The advent of electronic commerce allowed any investor to buy shares of publicly traded companies at low costs. Thus, companies that were previously accessible only to an elite are now open to the general public.
There are several types of actions:
- Ordinary shares: This is the majority rate. Common shares give you a portion of the ownership of a company. They give you the right to dividends and the right to vote. However, if a company goes bankrupt, they are the last to be paid.
- Preferential shares: These types of options do not grant voting rights like ordinary shares. However, they generally receive substantially higher dividends that remain consistent. Unfortunately, they rarely increase in value over time.

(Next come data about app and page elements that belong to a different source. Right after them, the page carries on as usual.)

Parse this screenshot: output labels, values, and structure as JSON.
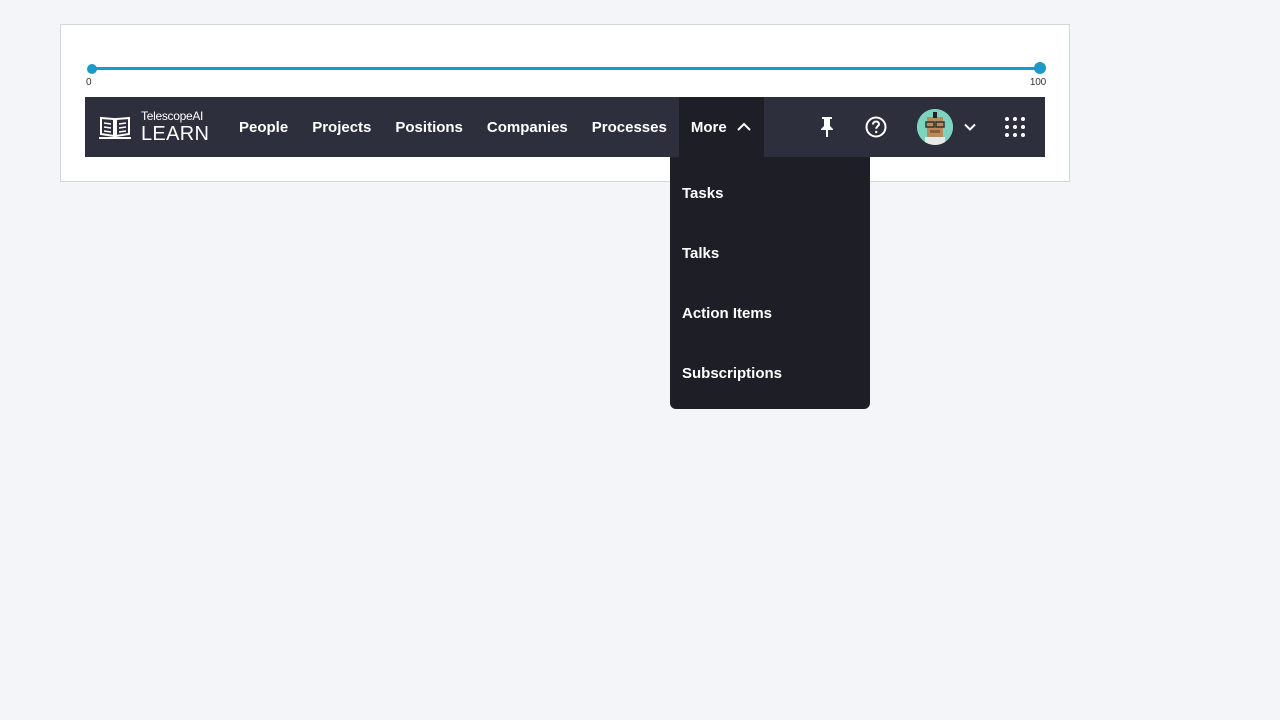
{
  "slider": {
    "min_label": "0",
    "max_label": "100",
    "value_low": 0,
    "value_high": 100,
    "accent_color": "#1a9ac6"
  },
  "brand": {
    "subtitle": "TelescopeAI",
    "title": "LEARN",
    "icon": "open-book-icon"
  },
  "nav": {
    "items": [
      {
        "label": "People"
      },
      {
        "label": "Projects"
      },
      {
        "label": "Positions"
      },
      {
        "label": "Companies"
      },
      {
        "label": "Processes"
      }
    ],
    "more_label": "More",
    "more_icon": "chevron-up-icon"
  },
  "toolbar": {
    "pin_icon": "pin-icon",
    "help_icon": "help-circle-icon",
    "avatar_icon": "avatar",
    "account_chevron_icon": "chevron-down-icon",
    "apps_icon": "grid-dots-icon"
  },
  "dropdown": {
    "items": [
      {
        "label": "Tasks"
      },
      {
        "label": "Talks"
      },
      {
        "label": "Action Items"
      },
      {
        "label": "Subscriptions"
      }
    ]
  },
  "colors": {
    "navbar_bg": "#2d2f3c",
    "active_bg": "#1d1e26",
    "page_bg": "#f4f5f9"
  }
}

- Depository Receipts (ADR or ADS): When international companies trade on U.S. exchanges, they use intermediaries. These intermediaries are direct owners of the companies in the country of origin. The broker issues shares on U.S. exchanges that are tied to its foreign ownership.
If stocks seem so good, why doesn’t everyone buy stocks on the stock market? Let’s look at the advantages and disadvantages associated with stocks.
- They can be easily purchased from your home using a laptop
- Owning shares gives you the right to vote in the management of the company
- Over time, stocks outnumber bonds in value. On average, the S&P 500 returns between 8% and 12% per year
- If you short on money, it can be difficult to diversify your company-specific risk
- Doing the necessary research on the company you are considering buying shares can be difficult and requires financial knowledge
- Stocks can have significant drops. During the recession, the stock market suffered a general decline of more than 50%
- You run the potential risk of losing your entire investment
So, are you beginning to invest? What will you choose? Please share your thoughts.